More information about companies’ injury and illness data would be available online to the public through a new OSHA proposal.
The agency has proposed revisions to its recordkeeping regulations that would require:
- facilities that must keep injury and illness records under OSHA’s regulations and that had 250 or more employees in the previous year to electronically submit information from these records to OSHA on a quarterly basis
- facilities that must keep injury and illness records under OSHA’s regulations and had 20 or more employees in the previous year, and are in certain designated industries, to electronically submit the information from the annual summary (Form 300A) to OSHA, and
- all employers who receive notification from OSHA to electronically submit specified information from their injury and illness records to OSHA.
OSHA predicts electronic injury reporting would:
- identify workplaces where employees are at greatest risk and enable OSHA to target its compliance assistance and enforcement efforts accordingly
- make timely, establishment-specific injury/illness information public, which would encourage employers to maintain and improve workplace safety/health to support their reputations
- make the information easily available to employees and job applicants
- make the data easily available to customers who could then make informed decisions about the companies they do business with, and
- improve research on occupational safety and health by making injury information more readily available to researchers.
OSHA’s current recordkeeping rule already applies to about 750,000 employers with about 1.5 million facilities. They’re required to complete Form 301 (report for each injury/illness), Form 300 (log of injuries and illnesses), and Form 300A (annual summary of injuries and illnesses).
Replaces previous initiative
Some of this information is already collected by OSHA when:
- a facility is inspected, or
- a workplace is part of the OSHA Data Initiative (ODI).
The ODI collects information from facilities with 20 or more employees in manufacturing and 70 non-manufacturing industries with high injury rates. About 160,000 facilities are subject to participation in the ODI.
Each year, a survey collects information from Form 300A from facilities in the ODI. OSHA then calculates injury rates for each facility and uses them in its Site-Specific Targeting enforcement program. This information is also made available from a searchable database on an OSHA webpage.
OSHA’s new proposal would replace the ODI with the requirement for companies with 20 or more employees in the above list (item #2).
Even before OSHA officially released its proposal, a representative from the U.S. Chamber of Commerce telegraphed potential opposition.
Marc Freedman, executive director for labor policy at the Chamber, told the AP, “Making company-specific data on injuries available for all to see would be a major problem and would likely lead to companies being targeted by outside groups who want to characterize these employers as having bad safety records.”
“It’s going to be placing a burden on businesses and employers that they’re going to be out in the public sphere, online, and it’s kind of punishing them for workplace injury and illness,” said Amanda Wood, director of labor and employment policy at the National Association of Manufacturers.
3 million injuries a year
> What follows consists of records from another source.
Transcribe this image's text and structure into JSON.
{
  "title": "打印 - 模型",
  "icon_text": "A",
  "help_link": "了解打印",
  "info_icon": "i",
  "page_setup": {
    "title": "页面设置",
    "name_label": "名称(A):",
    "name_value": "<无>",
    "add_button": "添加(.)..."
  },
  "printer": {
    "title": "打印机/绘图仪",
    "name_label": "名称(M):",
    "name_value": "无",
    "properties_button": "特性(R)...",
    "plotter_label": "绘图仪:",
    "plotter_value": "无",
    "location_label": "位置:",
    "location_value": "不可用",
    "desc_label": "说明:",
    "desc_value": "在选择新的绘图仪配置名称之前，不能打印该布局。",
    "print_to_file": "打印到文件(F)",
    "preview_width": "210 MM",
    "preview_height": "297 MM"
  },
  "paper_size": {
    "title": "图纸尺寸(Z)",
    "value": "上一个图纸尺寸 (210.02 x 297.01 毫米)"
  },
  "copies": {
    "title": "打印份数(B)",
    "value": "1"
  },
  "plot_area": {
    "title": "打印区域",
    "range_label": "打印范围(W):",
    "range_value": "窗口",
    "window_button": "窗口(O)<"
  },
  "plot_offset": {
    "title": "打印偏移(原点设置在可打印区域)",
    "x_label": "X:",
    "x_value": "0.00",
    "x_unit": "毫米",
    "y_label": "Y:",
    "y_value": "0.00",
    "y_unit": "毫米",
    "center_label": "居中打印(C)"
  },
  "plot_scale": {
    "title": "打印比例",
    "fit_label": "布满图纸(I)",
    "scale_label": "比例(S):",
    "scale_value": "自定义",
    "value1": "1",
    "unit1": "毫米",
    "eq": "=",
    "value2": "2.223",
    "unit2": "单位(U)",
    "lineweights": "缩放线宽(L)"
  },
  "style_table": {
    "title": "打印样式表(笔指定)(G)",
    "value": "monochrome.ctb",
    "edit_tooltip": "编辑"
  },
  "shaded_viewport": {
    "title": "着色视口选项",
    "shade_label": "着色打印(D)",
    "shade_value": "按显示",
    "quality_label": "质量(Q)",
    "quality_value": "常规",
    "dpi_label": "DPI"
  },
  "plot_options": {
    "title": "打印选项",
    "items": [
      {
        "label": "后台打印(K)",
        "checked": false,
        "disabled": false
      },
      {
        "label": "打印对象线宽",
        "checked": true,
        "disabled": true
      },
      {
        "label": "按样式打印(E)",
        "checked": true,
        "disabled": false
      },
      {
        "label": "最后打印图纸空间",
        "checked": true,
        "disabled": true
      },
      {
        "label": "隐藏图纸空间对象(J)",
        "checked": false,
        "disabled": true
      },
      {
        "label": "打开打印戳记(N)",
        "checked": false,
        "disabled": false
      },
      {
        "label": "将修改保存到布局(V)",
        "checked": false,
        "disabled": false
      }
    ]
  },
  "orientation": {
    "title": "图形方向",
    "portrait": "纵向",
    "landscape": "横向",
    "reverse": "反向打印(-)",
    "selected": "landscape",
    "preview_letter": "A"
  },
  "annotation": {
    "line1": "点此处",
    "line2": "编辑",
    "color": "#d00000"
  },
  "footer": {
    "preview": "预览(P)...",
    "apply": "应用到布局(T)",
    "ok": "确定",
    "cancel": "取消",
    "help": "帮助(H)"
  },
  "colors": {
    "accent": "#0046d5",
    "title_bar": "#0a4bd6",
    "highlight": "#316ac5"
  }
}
OSHA’s announcement came on the same day that the Bureau of Labor Statistics (BLS) released its annual tally of workplace injuries and illnesses. Nearly 3 million nonfatal workplace injuries and illnesses were reported by private industry employers in 2012. That’s a rate of 3.4 cases per 100 employees, a decrease from 3.5 in 2011.
Despite the overall decrease in injuries, cases involving days off, job transfer or restriction (so-called DART cases), were steady. The DART rate has been unchanged at 1.8 per 100 employees since 2009.
This means there hasn’t been a decrease in more serious injuries in the last three years.
In its news release on the electronic reporting proposal, OSHA already used the information from this year’s BLS survey to make its case for the need for the updated regulation.
OSHA’s proposal can be looked at as another part of its “regulation by shaming.” In a document distributed to OSHA employees in 2010, OSHA at 40: New Challenges and New Directions, OSHA administrator David Michaels said the agency hopes public condemnation of business activities that result in serious injury or death will act as a deterrent. OSHA has issued more hard-hitting press releases that tie workplace catastrophes with large fines issued by the agency.
What do you think about OSHA’s recordkeeping proposal? As the safety professional at your company, would you use the online data? Let us know in the comments below.